Well, first of all, this new Raptor is fast with all of those ponies pulling it up to speed in a hurry. There is a detectable lag from the engine when you punch it, and the old 6.2-liter V8 had that instant torque hit, but once the turbos kick in, there is nothing stopping this force of nature. Better still, switch the truck into Sport or Baja mode and the rpm stays high, keeping the turbos spooled and the power instantly accessible.
The new 10-speed transmission also has a lot to do with it, shifting seamlessly and quickly to deliver maximum power or decent fuel economy while cruising. Never did the transmission seem to hunt for gears, grabbing the necessary ratio each time. While cruising at 65 mph, a full throttle request is met with a jump down to fifth that is immediate.
During our testing, we hooked 4,000 pounds to the back of our Raptor SuperCab, which is rated to pull 8,000 pounds. With the weight on the back, the squishy suspension is noticeable, and the Raptor’s floaty feeling is amplified. It’s never to the point of feeling dangerous or unsafe, but it’s enough to constantly remind you of the weight behind you. Same goes for unladen on-road driving; the truck retains some squishy sensation, though overall it’s very little to give up in on-road driving dynamics when you consider what this truck can do off-road.

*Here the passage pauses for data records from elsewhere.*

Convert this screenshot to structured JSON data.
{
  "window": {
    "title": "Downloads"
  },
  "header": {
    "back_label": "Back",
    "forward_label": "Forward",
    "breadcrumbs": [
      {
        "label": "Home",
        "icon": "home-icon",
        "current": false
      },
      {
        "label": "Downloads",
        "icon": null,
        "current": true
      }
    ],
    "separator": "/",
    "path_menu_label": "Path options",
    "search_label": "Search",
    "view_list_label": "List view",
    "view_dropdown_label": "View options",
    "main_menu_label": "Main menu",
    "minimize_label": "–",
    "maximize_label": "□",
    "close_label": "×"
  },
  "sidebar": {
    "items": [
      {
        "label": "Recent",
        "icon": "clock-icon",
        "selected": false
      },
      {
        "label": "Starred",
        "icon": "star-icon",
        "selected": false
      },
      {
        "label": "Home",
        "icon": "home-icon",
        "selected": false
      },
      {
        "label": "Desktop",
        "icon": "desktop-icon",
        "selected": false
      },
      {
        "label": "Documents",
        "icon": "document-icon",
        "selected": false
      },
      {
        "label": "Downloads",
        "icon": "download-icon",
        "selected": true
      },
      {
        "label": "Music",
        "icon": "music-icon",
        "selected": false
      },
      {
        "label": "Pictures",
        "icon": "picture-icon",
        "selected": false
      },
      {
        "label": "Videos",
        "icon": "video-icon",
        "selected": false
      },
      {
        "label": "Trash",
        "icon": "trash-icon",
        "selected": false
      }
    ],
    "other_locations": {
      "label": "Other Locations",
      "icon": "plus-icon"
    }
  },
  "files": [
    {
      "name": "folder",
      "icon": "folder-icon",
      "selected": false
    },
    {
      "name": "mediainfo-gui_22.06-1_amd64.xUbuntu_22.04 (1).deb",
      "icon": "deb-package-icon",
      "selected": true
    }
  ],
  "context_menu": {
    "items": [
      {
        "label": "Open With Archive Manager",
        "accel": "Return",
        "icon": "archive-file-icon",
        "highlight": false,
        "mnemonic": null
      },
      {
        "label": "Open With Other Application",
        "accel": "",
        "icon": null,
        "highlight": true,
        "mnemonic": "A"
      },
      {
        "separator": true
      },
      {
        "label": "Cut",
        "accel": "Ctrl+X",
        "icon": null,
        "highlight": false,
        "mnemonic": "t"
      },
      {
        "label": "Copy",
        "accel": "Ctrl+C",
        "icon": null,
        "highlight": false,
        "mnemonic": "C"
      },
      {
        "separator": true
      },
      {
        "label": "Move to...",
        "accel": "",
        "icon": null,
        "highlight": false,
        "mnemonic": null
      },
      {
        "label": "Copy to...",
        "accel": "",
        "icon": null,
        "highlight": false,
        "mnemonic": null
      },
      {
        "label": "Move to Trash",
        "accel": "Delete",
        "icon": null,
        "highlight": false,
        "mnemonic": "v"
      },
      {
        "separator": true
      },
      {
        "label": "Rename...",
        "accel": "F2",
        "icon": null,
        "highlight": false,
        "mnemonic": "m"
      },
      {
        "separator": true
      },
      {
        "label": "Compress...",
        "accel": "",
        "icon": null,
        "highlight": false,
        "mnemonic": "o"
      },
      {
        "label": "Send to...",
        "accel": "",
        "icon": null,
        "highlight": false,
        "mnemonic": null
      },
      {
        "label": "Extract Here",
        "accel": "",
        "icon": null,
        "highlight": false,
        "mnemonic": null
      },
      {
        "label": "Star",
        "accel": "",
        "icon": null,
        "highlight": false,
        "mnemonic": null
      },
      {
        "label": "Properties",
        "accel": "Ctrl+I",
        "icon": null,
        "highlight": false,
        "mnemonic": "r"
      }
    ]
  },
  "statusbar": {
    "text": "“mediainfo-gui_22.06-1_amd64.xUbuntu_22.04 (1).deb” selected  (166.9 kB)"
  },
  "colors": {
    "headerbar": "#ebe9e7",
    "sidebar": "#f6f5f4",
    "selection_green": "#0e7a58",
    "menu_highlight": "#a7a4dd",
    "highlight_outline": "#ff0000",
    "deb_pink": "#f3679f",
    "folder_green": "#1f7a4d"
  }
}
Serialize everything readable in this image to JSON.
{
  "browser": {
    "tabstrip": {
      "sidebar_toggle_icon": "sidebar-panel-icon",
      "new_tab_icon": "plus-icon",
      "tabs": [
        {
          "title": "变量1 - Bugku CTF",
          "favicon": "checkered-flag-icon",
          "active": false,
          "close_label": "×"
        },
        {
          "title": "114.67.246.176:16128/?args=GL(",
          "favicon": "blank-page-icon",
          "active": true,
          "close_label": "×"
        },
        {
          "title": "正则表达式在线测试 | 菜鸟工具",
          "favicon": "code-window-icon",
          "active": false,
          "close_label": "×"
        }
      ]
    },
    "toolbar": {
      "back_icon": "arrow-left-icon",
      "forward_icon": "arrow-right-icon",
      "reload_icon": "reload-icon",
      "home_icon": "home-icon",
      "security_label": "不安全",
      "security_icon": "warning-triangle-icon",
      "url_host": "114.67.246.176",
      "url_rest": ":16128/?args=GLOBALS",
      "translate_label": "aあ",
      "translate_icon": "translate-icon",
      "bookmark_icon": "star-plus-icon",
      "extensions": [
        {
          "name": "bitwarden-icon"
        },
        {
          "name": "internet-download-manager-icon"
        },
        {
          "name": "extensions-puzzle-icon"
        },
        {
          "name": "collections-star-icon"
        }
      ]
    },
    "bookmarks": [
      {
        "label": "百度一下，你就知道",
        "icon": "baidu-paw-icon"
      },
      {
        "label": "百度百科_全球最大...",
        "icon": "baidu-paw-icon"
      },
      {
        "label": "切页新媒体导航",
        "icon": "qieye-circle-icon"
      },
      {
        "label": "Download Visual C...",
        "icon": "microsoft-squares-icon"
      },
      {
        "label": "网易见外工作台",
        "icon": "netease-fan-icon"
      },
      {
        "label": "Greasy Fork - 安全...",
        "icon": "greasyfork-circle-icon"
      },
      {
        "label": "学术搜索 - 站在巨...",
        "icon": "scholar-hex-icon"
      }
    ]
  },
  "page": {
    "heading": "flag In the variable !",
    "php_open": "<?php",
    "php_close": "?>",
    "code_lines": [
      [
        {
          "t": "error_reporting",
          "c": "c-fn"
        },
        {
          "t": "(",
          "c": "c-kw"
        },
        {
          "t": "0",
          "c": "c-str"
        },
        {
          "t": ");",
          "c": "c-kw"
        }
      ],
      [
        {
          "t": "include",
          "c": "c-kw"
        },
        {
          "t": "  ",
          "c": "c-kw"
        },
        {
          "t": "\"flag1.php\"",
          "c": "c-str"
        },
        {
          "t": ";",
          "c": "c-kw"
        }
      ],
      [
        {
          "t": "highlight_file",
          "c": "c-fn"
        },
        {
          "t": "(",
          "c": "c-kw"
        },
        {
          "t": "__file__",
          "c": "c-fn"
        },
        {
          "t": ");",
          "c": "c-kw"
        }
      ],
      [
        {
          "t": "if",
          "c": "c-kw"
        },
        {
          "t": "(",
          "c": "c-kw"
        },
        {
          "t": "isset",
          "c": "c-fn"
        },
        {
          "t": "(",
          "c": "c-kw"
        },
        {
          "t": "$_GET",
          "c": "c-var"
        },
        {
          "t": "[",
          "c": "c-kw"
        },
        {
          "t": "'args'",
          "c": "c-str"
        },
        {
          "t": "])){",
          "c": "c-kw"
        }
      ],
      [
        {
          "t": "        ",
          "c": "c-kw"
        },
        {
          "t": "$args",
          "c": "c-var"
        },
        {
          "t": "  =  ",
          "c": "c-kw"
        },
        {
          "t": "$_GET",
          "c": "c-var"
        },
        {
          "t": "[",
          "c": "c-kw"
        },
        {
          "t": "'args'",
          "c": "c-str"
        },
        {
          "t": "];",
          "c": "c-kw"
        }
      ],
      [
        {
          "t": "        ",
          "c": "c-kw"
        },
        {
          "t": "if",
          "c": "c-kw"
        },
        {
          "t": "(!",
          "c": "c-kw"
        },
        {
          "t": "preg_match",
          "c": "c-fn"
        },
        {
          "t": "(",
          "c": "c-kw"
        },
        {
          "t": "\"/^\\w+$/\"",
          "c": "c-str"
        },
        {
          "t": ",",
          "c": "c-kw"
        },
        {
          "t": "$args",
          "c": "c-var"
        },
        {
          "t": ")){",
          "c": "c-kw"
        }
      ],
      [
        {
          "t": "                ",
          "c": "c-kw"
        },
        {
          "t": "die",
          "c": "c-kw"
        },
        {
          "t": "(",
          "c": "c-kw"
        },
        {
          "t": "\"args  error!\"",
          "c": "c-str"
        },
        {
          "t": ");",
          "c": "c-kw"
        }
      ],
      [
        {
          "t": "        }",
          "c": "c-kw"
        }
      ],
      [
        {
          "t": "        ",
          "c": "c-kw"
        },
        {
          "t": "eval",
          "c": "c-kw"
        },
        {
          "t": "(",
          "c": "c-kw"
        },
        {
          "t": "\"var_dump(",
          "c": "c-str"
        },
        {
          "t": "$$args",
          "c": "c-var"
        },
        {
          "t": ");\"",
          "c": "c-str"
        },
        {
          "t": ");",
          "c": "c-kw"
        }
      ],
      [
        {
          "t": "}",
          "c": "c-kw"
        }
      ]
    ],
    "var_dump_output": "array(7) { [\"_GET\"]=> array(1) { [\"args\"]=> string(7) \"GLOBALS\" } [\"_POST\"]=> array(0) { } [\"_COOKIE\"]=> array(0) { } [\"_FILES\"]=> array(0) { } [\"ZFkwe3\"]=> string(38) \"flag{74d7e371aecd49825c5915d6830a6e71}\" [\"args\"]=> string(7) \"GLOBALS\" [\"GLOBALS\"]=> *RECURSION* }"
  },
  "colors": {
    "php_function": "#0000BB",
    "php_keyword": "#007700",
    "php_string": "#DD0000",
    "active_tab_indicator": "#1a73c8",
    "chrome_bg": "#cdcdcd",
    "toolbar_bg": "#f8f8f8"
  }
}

Switch it into Baja mode and the Raptor becomes a wild animal, ripping through the sand with little concern. The stability control system loosens its belt and allows you to have some real fun with the truck, sliding it around soft corners with ease. Best of all, running at high speeds through the desert (we’re talking 70-80 mph) the suspension absorbs everything underneath it. Even by the final day of testing, we would wince when running through a set of whoops or over big sand berms, and the big crunch we thought was inevitable never came.
The steering wheel itself works great when running at speed thanks to a groove around its entire back, which makes a comfortable hand hold. Feeling from the wheel is also communicative and the on-center feeling is heavy enough for precise control, though it’s not too jumpy in your hands.
And adding a cherry to the top of this Raptor cake is the price. Starting at just under $50,000, this truck feels like a performance bargain. Dressed up like our truck with a number of creature comforts, the price tag grows closer to $63,000. But at its base, you’re still getting the most capable desert runner you can buy straight from the factory. If you ask me, I would take the Raptor over a Mustang GT350 any day of the week.
Spending just one day in the Raptor off road and it’s clear that this truck is something truly special. But is it enough to be named Truck of the Year? Keep following the series to find out.